[2] Gawith, David and Hodge, Ian (2019) Focus rural land policies on ecosystem services, not agriculture.

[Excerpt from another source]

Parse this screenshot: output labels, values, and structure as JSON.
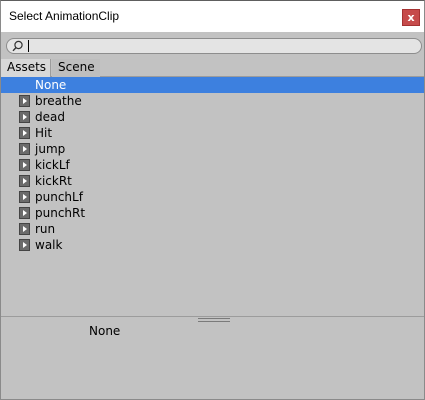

Nature Ecology and Evolution. 3, 1136-1139; https://rdcu.be/bO9e0

[3] https://www.theguardian.com/uk-news/2022/apr/20/fears-over-right-to-roam-in-england-as-ministers-wind-up-review

[4] Sunderland, T., Rice, P., Lord, A. and Traill Thomson, J.A (2020) Natural Capital Strategy for North Devon, Natural England Research Report 083.